> the Content-ID field is specified in HTTP/1.0-draft-00, although not currently 
> used in any implementation.

Bull puckies.  Again, RTFM, and this time look at the BNF (the actual
specification) and not just the verbage.

> The Content-Description header field as specified in RFC 1521 would probably
> be an appropriate place for this, although I do not see a Message-Description 
> field there.  One would be tempted to look to the URI header to indicate the 
> URI associated with a body part, but from what I can tell, it is only used to 
> redirect a request and its use here seems inappropriate.

Crikey! It explicitly states in the last sentence on Section 4.2.1 of
draft 00 (on Multipart Types):  "A URI-header field (Section 7.9) should
be included in the body-part for each enclosed object which can be identified
by a URI."  I can't get any more explicit than that!

> |And what do you do about Content-Encoding?  It's not valid MIME at all.
> 
> and later in the weekend Roy writes:
> 
> |Until the MIME people add Content-Encoding to the official RFCs, there is no 
> |point in even discussing the issue here.  All that we can do is show how they 
> |differ and possibly how an HTTP -> SMTP/NNTP gateway should behave.
> 
> HTTP currently uses:
> 
> Content-Type: application/postscript
> Content-Encoding: x-gzip
> 
> To express a two-level encoding.  Two level encodings are not included in
> MIME because of concerns about machines that are unable to easily perform
> the (de)compression.  Since only machines that are able to (de)compress (should)
> present this information during negotiation, it does not seem problem for the
> web.  In short, current practice of HTTP conflicts with the limitations of 
> MIME, so we could validate the out that the MH people took:
> 
> <comp.mail.mime-FAQ>
> Miscellaneous parameters:
> 
> x-conversions=compress  MH 6.8.x viamail: used with application/octet-stream;
>                           type=tar.  See also tar(1) and compress(1).
> </comp.mail.mime-FAQ>
> 
> The solution for a multipart MIME compliant expression of Content-Encoding 
> would be to use something like one the following:
> 
> Content-Type:  application/postscript
> Content-Transfer-Encoding: binary; x-conversions=gzip

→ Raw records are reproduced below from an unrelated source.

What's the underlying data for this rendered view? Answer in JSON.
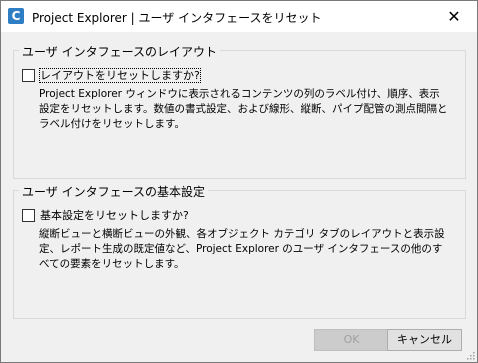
{
  "window": {
    "app_icon_letter": "C",
    "title": "Project Explorer | ユーザ インタフェースをリセット",
    "close_glyph": "✕"
  },
  "group1": {
    "heading": "ユーザ インタフェースのレイアウト",
    "checkbox_label": "レイアウトをリセットしますか?",
    "checked": false,
    "description": "Project Explorer ウィンドウに表示されるコンテンツの列のラベル付け、順序、表示設定をリセットします。数値の書式設定、および線形、縦断、パイプ配管の測点間隔とラベル付けをリセットします。"
  },
  "group2": {
    "heading": "ユーザ インタフェースの基本設定",
    "checkbox_label": "基本設定をリセットしますか?",
    "checked": false,
    "description": "縦断ビューと横断ビューの外観、各オブジェクト カテゴリ タブのレイアウトと表示設定、レポート生成の既定値など、Project Explorer のユーザ インタフェースの他のすべての要素をリセットします。"
  },
  "buttons": {
    "ok": "OK",
    "cancel": "キャンセル"
  },
  "colors": {
    "app_icon": "#2f7ec4",
    "background": "#f0f0f0",
    "titlebar": "#ffffff"
  }
}
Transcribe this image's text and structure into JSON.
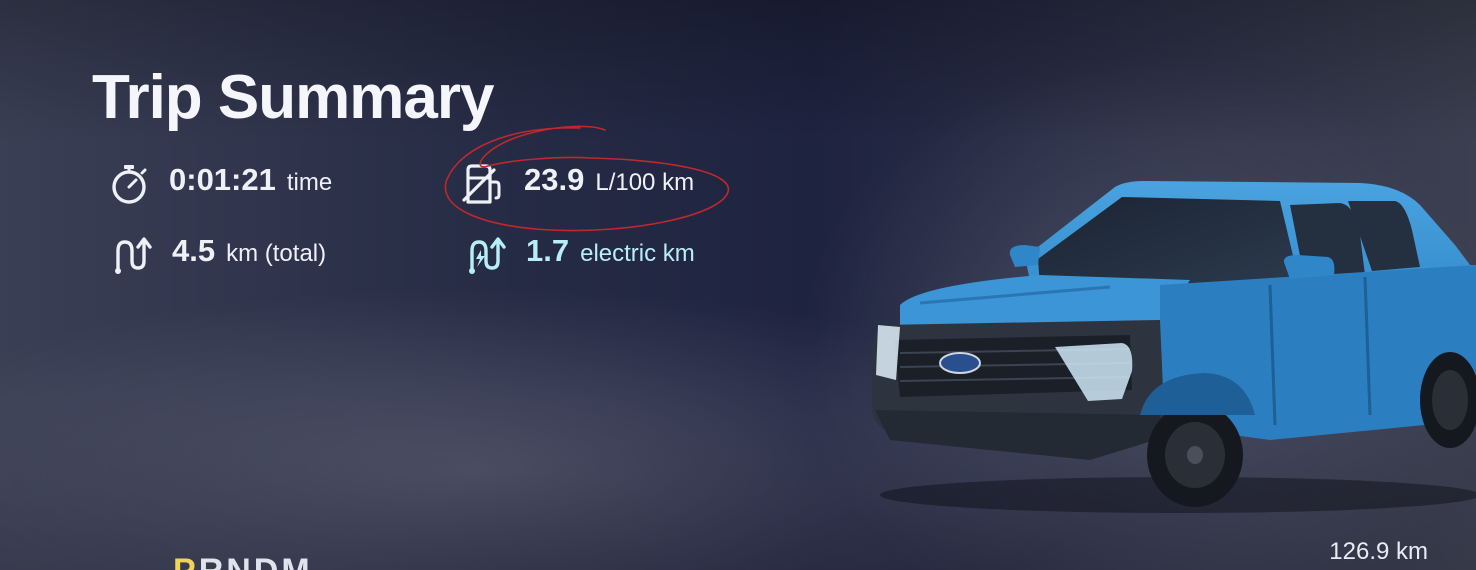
{
  "header": {
    "title": "Trip Summary"
  },
  "stats": {
    "time": {
      "value": "0:01:21",
      "unit": "time",
      "icon": "stopwatch-icon"
    },
    "distance": {
      "value": "4.5",
      "unit": "km (total)",
      "icon": "route-icon"
    },
    "fuel_economy": {
      "value": "23.9",
      "unit": "L/100 km",
      "icon": "fuel-pump-icon"
    },
    "electric_distance": {
      "value": "1.7",
      "unit": "electric km",
      "icon": "electric-route-icon"
    }
  },
  "odometer": {
    "value": "126.9 km"
  },
  "gear_selector": {
    "active": "P",
    "others": "RNDM"
  },
  "colors": {
    "electric_accent": "#b8eef6",
    "gear_active": "#f0d35a",
    "annotation_circle": "#c0282d",
    "vehicle_body": "#2f86c9"
  }
}
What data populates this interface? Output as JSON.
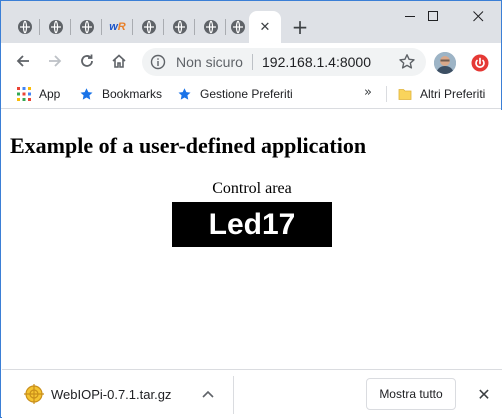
{
  "browser": {
    "tabs": [
      {
        "icon": "globe-icon"
      },
      {
        "icon": "globe-icon"
      },
      {
        "icon": "globe-icon"
      },
      {
        "icon": "wr-logo-icon",
        "logo_text": "wR"
      },
      {
        "icon": "globe-icon"
      },
      {
        "icon": "globe-icon"
      },
      {
        "icon": "globe-icon"
      },
      {
        "icon": "globe-icon"
      },
      {
        "icon": "globe-icon",
        "active": true,
        "close_glyph": "✕"
      }
    ],
    "new_tab_glyph": "+",
    "window_controls": {
      "minimize": "—",
      "maximize": "☐",
      "close": "✕"
    },
    "address": {
      "security_text": "Non sicuro",
      "url": "192.168.1.4:8000"
    },
    "bookmarks": [
      {
        "label": "App",
        "icon": "apps-grid-icon"
      },
      {
        "label": "Bookmarks",
        "icon": "star-icon"
      },
      {
        "label": "Gestione Preferiti",
        "icon": "star-icon"
      }
    ],
    "bookmarks_overflow": "»",
    "other_bookmarks": {
      "label": "Altri Preferiti",
      "icon": "folder-icon"
    }
  },
  "page": {
    "title": "Example of a user-defined application",
    "control_label": "Control area",
    "led_button_label": "Led17"
  },
  "downloads": {
    "file_name": "WebIOPi-0.7.1.tar.gz",
    "show_all_label": "Mostra tutto",
    "close_glyph": "✕"
  },
  "colors": {
    "accent": "#1a73e8",
    "tab_strip": "#dee1e6",
    "led_button_bg": "#000000",
    "led_button_text": "#ffffff"
  }
}
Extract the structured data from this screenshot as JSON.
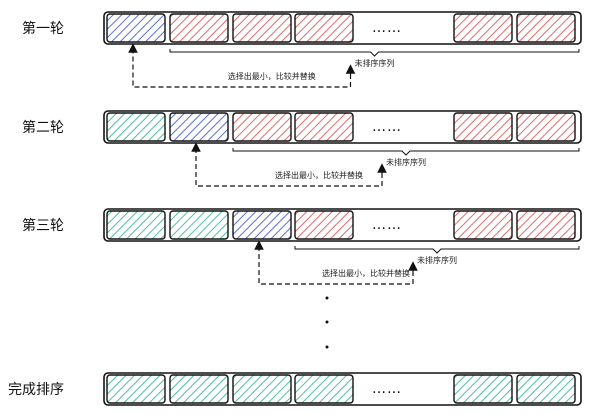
{
  "rounds": [
    {
      "label": "第一轮",
      "cells": [
        "blue",
        "red",
        "red",
        "red",
        "gap",
        "red",
        "red"
      ],
      "note": "选择出最小，比较并替换",
      "unsorted_label": "未排序序列",
      "has_arrow": true
    },
    {
      "label": "第二轮",
      "cells": [
        "green",
        "blue",
        "red",
        "red",
        "gap",
        "red",
        "red"
      ],
      "note": "选择出最小，比较并替换",
      "unsorted_label": "未排序序列",
      "has_arrow": true
    },
    {
      "label": "第三轮",
      "cells": [
        "green",
        "green",
        "blue",
        "red",
        "gap",
        "red",
        "red"
      ],
      "note": "选择出最小，比较并替换",
      "unsorted_label": "未排序序列",
      "has_arrow": true
    },
    {
      "label": "完成排序",
      "cells": [
        "green",
        "green",
        "green",
        "green",
        "gap",
        "green",
        "green"
      ],
      "has_arrow": false
    }
  ],
  "ellipsis": "……",
  "colors": {
    "blue": "#5b6fd6",
    "red": "#e06b6b",
    "green": "#4fbf9a",
    "outline": "#111111"
  }
}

Ummmm, I think that would have to be

  Content-Type:  application/postscript; x-conversions=gzip
  Content-Transfer-Encoding: binary

since CTE doesn't allow parameters. Anybody know if this appears in one
of the MIME-extension drafts currently up for review?  It would be hard
for me to reference a FAQ as the "official" workaround.

It's a pity we can't turn back the clock and redefine Content-Encoding.

> |> Two consecutive boundary strings indicate an EOF.
> |
> |What?  See RFC 1521.  Or, for that matter, read the HTTP/1.0 draft -- it
> |already defines EObody-part and EOentity for Multipart entities.
> 
> It had a hard time jumping out at me while preparing this document, but you are
> again correct.  EOF is indicated by --boundary--.
> 
> % grep -i EObody-part draft-fielding-http-spec-00.txt rfc1521.txt
> % grep -i EOentity draft-fielding-http-spec-00.txt rfc1521.txt
> 
> What are EObody-part and EOentity?

Sorry, that was my short-ref for End-of-body-part and End-of-entity,
where body-part and entity are defined in rfc 1521.

> Since the draft HTTP 1.0 spec-00 is supposed to document current practice in
> the same manner as the HTML 2.0 effort, why is multipart/mixed documented,
> which is most certainly *not* current practice in any implementation I know of
> (is it?) although it is described in BASIC HTTP?

The HTTP/1.0 spec IS NOT supposed to document current practice "in the
same manner as the HTML 2.0 effort."  HTTP has always been capable of
transporting multipart types, its just that the most popular servers and
clients have not done so.

......Roy Fielding   ICS Grad Student, University of California, Irvine  USA
                                     <fielding@ics.uci.edu>
                     <URL:http://www.ics.uci.edu/dir/grad/Software/fielding>
Received on Monday, 19 December 1994 14:04:14 EST

This archive was generated by hypermail pre-2.1.9 : Wednesday, 24 September 2003 06:31:10 EDT